What is it?
Coal or oil is heated in the absence of oxygen, in order to degrade it into char, pyrolysis oil and syngas.
Why is it important?
This process is well understood, established at industrial scale, and produces other useful by-products alongside hydrogen.
- Inputs: Heat, coal or oil
- By-products: CO2, ethylene, acetylene, carbon
- Operating temperature: >500°C
- Toxic components are degraded by high temperatures
- Established industrial process
- A range of useful by-products
- Can accept varied quality of feedstock
- No water required
- Produces lower quantities of hydrogen per unit coal than in coal gasification
- High operational costs
- Purification system required to treat flue gases from the process
- By-products contain high heavy metal content
- Requires CCUS to achieve low carbon emissions

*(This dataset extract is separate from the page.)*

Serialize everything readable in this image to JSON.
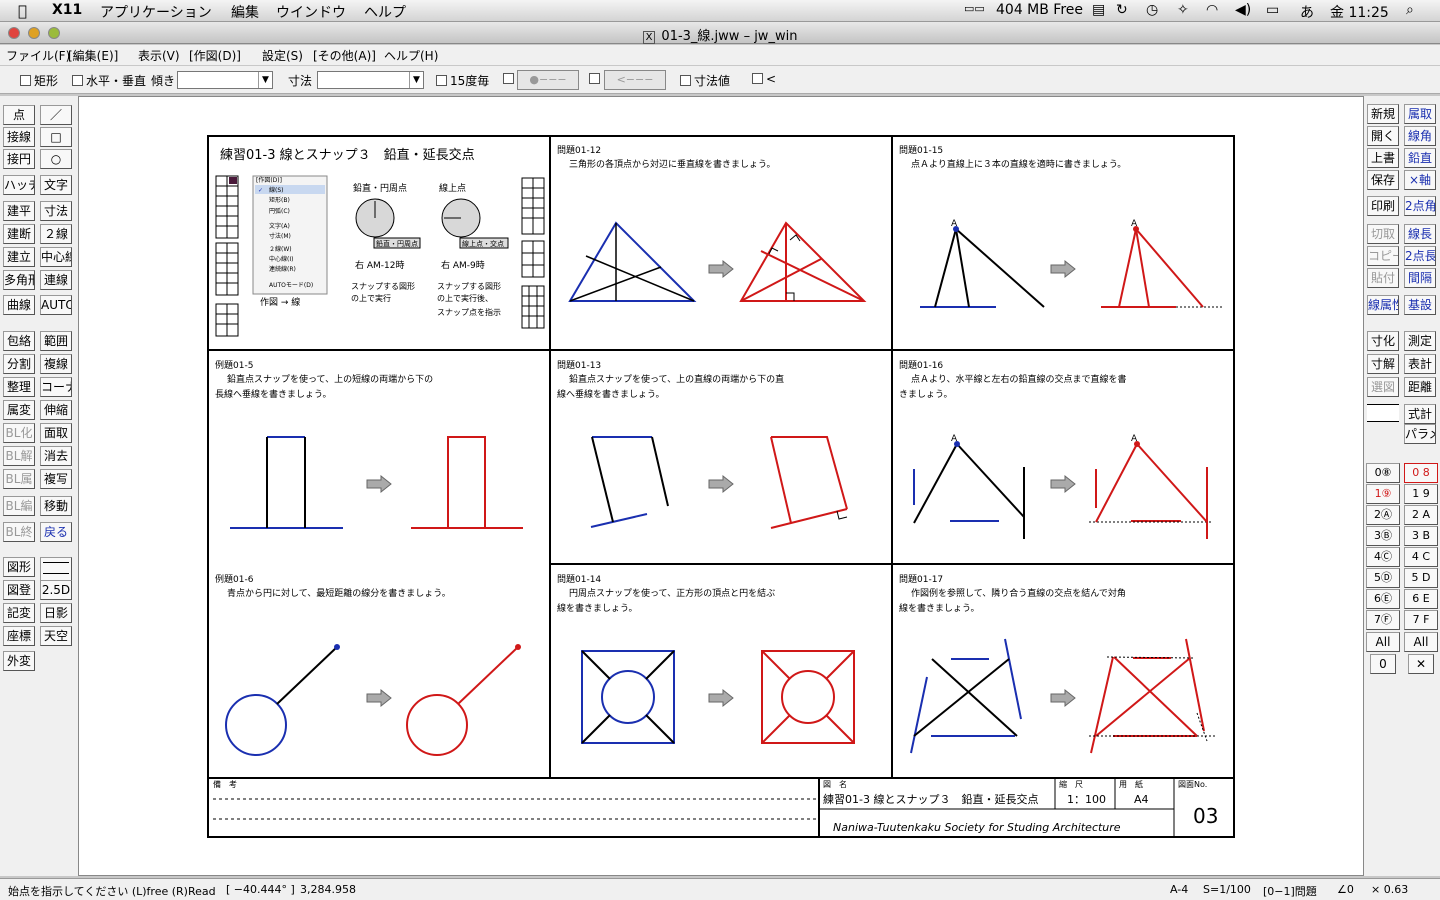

- Develop cheap and effective hydrogen separation systems to obtain appropriately pure hydrogen for specific applications
- Develop and demonstrate effective means of integrating carbon capture, utilisation and storage (CCUS) to achieve zero-to-low carbon emissions

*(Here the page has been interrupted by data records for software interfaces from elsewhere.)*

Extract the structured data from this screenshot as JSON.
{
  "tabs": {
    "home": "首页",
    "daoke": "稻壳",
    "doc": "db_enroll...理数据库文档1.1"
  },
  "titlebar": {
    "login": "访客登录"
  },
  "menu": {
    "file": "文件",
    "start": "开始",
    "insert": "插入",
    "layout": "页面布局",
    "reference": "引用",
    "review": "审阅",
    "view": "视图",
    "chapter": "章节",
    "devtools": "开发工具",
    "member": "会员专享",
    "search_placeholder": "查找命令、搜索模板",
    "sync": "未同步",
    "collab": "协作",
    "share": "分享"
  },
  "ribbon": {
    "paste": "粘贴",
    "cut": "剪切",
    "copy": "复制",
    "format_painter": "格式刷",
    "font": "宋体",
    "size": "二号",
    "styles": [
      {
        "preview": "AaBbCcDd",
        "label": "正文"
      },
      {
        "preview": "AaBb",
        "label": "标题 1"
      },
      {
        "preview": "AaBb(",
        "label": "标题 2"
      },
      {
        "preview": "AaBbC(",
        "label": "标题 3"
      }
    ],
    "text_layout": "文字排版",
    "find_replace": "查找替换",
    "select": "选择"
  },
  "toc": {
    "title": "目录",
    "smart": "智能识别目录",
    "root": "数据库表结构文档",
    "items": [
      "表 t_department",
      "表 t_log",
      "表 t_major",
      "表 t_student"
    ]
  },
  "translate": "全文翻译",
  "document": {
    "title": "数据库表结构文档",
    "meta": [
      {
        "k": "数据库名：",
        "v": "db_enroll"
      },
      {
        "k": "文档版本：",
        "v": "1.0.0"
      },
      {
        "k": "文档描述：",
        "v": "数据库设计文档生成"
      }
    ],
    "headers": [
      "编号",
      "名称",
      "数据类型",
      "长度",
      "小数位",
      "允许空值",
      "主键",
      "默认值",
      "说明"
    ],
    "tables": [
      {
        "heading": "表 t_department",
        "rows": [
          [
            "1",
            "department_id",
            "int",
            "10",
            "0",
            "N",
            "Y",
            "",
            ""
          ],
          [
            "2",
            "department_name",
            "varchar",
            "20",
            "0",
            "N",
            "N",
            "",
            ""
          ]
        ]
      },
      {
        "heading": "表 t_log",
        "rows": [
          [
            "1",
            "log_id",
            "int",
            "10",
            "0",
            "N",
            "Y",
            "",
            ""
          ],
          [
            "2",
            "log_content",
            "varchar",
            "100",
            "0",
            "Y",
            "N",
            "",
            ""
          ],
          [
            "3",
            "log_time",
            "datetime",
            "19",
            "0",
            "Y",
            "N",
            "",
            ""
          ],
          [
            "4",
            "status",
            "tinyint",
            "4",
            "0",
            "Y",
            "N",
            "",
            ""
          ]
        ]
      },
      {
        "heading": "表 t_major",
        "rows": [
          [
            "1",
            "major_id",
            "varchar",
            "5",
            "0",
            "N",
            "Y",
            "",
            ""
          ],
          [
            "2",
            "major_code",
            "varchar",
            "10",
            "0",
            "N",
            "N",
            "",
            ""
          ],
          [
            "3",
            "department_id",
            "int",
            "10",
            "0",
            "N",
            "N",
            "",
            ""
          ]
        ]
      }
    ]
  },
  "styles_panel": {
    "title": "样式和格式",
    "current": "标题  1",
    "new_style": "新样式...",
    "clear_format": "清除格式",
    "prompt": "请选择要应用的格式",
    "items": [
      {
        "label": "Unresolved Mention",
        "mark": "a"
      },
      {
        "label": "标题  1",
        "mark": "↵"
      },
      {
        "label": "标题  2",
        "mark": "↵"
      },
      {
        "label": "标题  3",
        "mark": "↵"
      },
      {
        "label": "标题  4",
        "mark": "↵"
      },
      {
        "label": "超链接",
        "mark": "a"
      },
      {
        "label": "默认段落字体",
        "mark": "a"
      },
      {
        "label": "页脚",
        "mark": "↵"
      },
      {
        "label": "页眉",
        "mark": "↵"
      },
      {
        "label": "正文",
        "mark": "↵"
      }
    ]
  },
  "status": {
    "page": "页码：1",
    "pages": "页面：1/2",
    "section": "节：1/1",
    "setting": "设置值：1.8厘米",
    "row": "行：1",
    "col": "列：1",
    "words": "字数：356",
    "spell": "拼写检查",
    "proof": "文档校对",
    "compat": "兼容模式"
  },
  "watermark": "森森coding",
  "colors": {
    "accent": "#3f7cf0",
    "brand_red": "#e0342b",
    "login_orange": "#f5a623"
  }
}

- Improve appliance and plant design for greater flexibility in ramping up and ramping down
- Integrate renewable energy sources. For example, concentrated solar power can act as a thermal energy source for the process
- Establish environmentally suitable treatment of waste by-products

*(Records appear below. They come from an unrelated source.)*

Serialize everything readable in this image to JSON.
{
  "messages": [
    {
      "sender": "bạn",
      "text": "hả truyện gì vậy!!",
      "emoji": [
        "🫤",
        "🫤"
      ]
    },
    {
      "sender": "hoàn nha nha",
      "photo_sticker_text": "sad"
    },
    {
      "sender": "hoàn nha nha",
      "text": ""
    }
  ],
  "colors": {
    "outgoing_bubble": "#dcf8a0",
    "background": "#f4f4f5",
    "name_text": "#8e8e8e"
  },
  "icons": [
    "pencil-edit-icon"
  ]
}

- Improve reactor design to accommodate highly exothermic or endothermic reactions (e.g. staged introduction of reagents, better designed heat transfer surfaces, process intensification, advanced materials, reaction monitoring/control, pre-treatment of waste streams)
Known active organisations
- The University of Newcastle
- The University of Western Australia